- If you have diabetes, you should not count the calories of an alcoholic beverage as a carb choice in your meal plan.
- Heavy craft beers and other specific types of alcoholic drinks tend to be more detrimental for people with diabetes.
According to the ADA, it is essential for those with diabetes to be aware of labels and serving sizes when consuming alcohol. This is because sugar and carb content varies in every alcohol, so be mindful of what you consume to be as safe as possible.
Alcohol and Blood Sugar When You Don’t Have Diabetes
Many people consume alcohol without an understanding of what they are actually drinking.
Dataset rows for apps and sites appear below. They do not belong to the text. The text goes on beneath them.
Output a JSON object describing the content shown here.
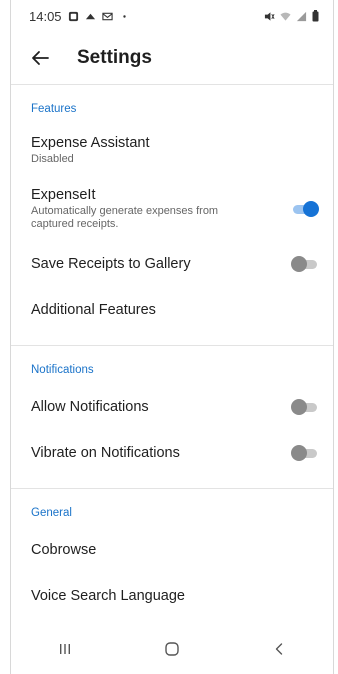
{
  "status_bar": {
    "time": "14:05",
    "left_icons": [
      "notification-icon",
      "cloud-icon",
      "mail-icon",
      "dot-icon"
    ],
    "right_icons": [
      "mute-icon",
      "wifi-icon",
      "signal-icon",
      "battery-icon"
    ]
  },
  "app_bar": {
    "title": "Settings"
  },
  "sections": {
    "features": {
      "header": "Features",
      "expense_assistant": {
        "title": "Expense Assistant",
        "subtitle": "Disabled"
      },
      "expenseit": {
        "title": "ExpenseIt",
        "subtitle": "Automatically generate expenses from captured receipts.",
        "enabled": true
      },
      "save_receipts": {
        "title": "Save Receipts to Gallery",
        "enabled": false
      },
      "additional": {
        "title": "Additional Features"
      }
    },
    "notifications": {
      "header": "Notifications",
      "allow": {
        "title": "Allow Notifications",
        "enabled": false
      },
      "vibrate": {
        "title": "Vibrate on Notifications",
        "enabled": false
      }
    },
    "general": {
      "header": "General",
      "cobrowse": {
        "title": "Cobrowse"
      },
      "voice_search": {
        "title": "Voice Search Language"
      }
    }
  },
  "colors": {
    "accent": "#1673d6",
    "section_header": "#1a73c9",
    "toggle_off": "#8a8a8a"
  }
}
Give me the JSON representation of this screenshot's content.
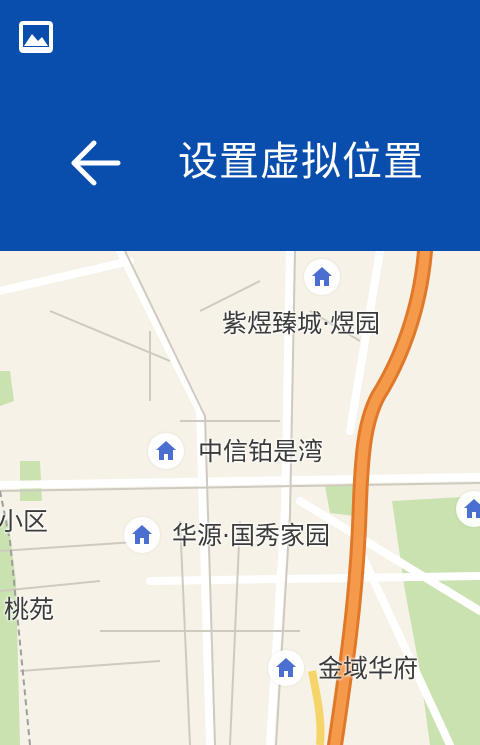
{
  "header": {
    "title": "设置虚拟位置",
    "background_color": "#0a4ead",
    "status_icon": "image-icon",
    "back_icon": "arrow-left-icon"
  },
  "map": {
    "pois": [
      {
        "icon": "home-icon",
        "label": "紫煜臻城·煜园"
      },
      {
        "icon": "home-icon",
        "label": "中信铂是湾"
      },
      {
        "icon": "home-icon",
        "label": "华源·国秀家园"
      },
      {
        "icon": "home-icon",
        "label": "金域华府"
      },
      {
        "icon": "home-icon",
        "label": ""
      }
    ],
    "partial_labels": [
      "小区",
      "桃苑"
    ],
    "colors": {
      "highway": "#f08a3a",
      "green_area": "#c9e2b0",
      "road": "#ffffff",
      "poi_icon": "#4a6fd0"
    }
  }
}
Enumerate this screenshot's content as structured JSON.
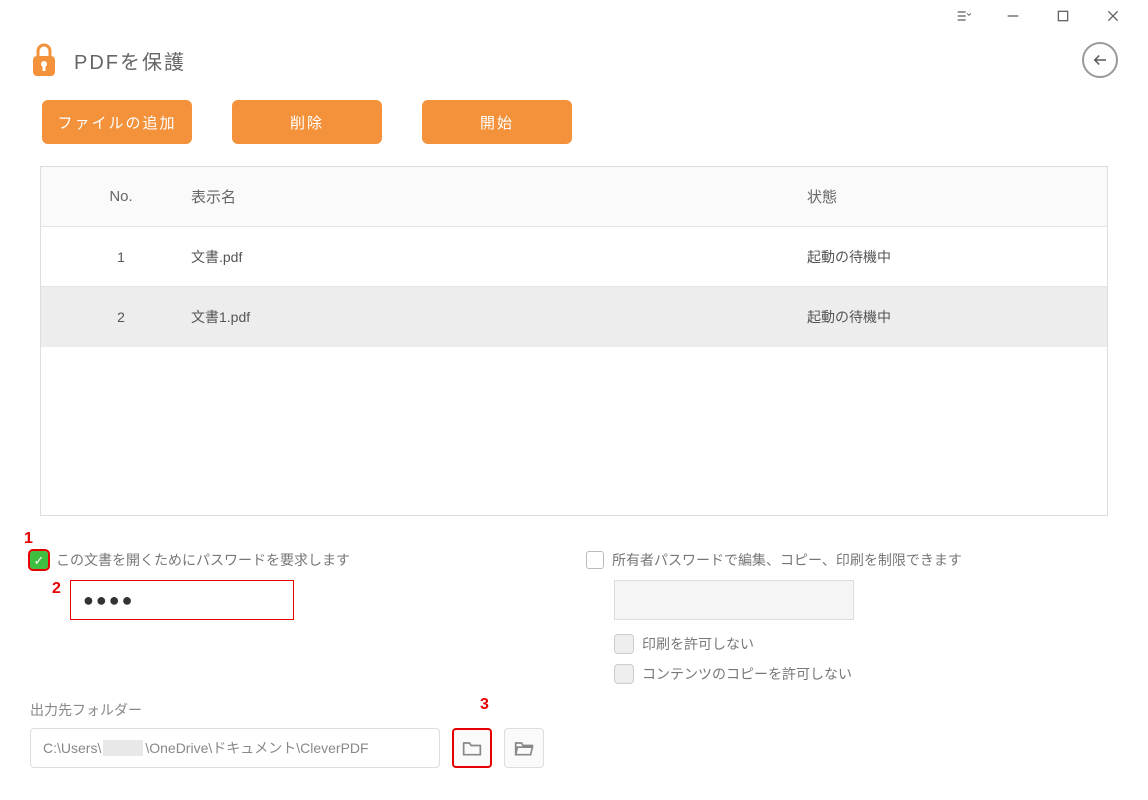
{
  "header": {
    "title": "PDFを保護"
  },
  "actions": {
    "add_file": "ファイルの追加",
    "delete": "削除",
    "start": "開始"
  },
  "table": {
    "headers": {
      "no": "No.",
      "name": "表示名",
      "status": "状態"
    },
    "rows": [
      {
        "no": "1",
        "name": "文書.pdf",
        "status": "起動の待機中"
      },
      {
        "no": "2",
        "name": "文書1.pdf",
        "status": "起動の待機中"
      }
    ]
  },
  "options": {
    "require_password_label": "この文書を開くためにパスワードを要求します",
    "password_value": "●●●●",
    "owner_password_label": "所有者パスワードで編集、コピー、印刷を制限できます",
    "disallow_print": "印刷を許可しない",
    "disallow_copy": "コンテンツのコピーを許可しない"
  },
  "output": {
    "label": "出力先フォルダー",
    "path_prefix": "C:\\Users\\",
    "path_suffix": "\\OneDrive\\ドキュメント\\CleverPDF"
  },
  "markers": {
    "m1": "1",
    "m2": "2",
    "m3": "3"
  }
}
Though drinking does not typically lead to diabetes, some key ways alcohol and blood sugar interact include:
- Alcohol is high in calories and sugar, which can raise concerns for the development of type 2 diabetes. As mentioned, developing diabetes from moderate drinking is not likely, but drinking excessively over time can lead to several health consequences.
- While monitoring diet, it is important to factor in calories and sugar from drinking alcohol.
- People who drink excessively but do not have diabetes can experience low blood sugar since alcohol increases insulin secretion.
How Long Does Alcohol Lower Blood Sugar?
Whenever it is in your body, alcohol is affecting your blood sugar. Upon consuming alcohol, you will experience an initial increase in blood sugar. This is occurring as the sugar from alcohol enters your blood. After all of the sugar has been absorbed, blood sugar levels begin to decrease. This process typically takes one to two hours.
Why Does Alcohol Lower Blood Sugar?
The way that alcohol inhibits the liver’s standard function of releasing glucose sets the stage for a drop in blood sugar. Following alcohol consumption, the body begins processing sugar at a faster rate, which leads to the spike in sugar being metabolized below normal levels. These two factors alone can cause a significant drop in blood pressure, usually following the initial spike after consumption.
After absorbing the sugar from alcohol, the body will begin to use the sugar. This results in a decrease in blood pressure as the liver stops the release of more sugar. During this process, blood sugar levels are artificially low since alcohol keeps the liver from functioning normally. After about 12 hours, most of the alcohol is eliminated, and the liver begins to function normally, releasing sugar.
In most cases, mild to moderate amounts of alcohol can increase blood sugar. Drinking excessively will decrease the level, though, sometimes causing it to drop extremely low. This would be extremely dangerous for people with type 1 diabetes.
Alcohol and Blood Sugar: Does Quitting Help?
Quitting drinking will result in a more typical blood glucose level. After a short period, blood sugar levels will stabilize, and you will experience several positive health changes. One way that the body eliminates excess sugar is by turning it into fat. When you hear the term “beer belly,” it typically refers to a type of obesity that occurs from drinking alcohol, beer specifically.
The Relationship Between Diabetes, Alcohol, and Blood Sugar
There is continued debate on whether drinking alcohol moderately can increase the risk for diabetes. However, studies and evidence show that alcohol use does increase the risk of developing type 2 diabetes. This is because alcohol consumption can:
- Cause an increase in weight, a significant risk factor for diabetes
- Cause damage to the pancreas over time, which is where insulin is made
- Lower the body’s sensitivity to insulin
- Cause damage to the liver, which affects its ability to regulate blood sugar levels
Moderating alcohol use is the best way to avoid alcohol-related issues. The best way for people to avoid potential issues involving alcohol and blood sugar is to avoid alcohol use altogether.
Get Help at Nashville Recovery Center
If you have issues with alcohol and blood sugar, it is crucial you get help immediately. The effect of alcohol on diabetes can be extremely dangerous. At Nashville Recovery Center, we aim to treat any and everyone. If you have diabetes and an addiction issue, we can help. Please call us today for more information.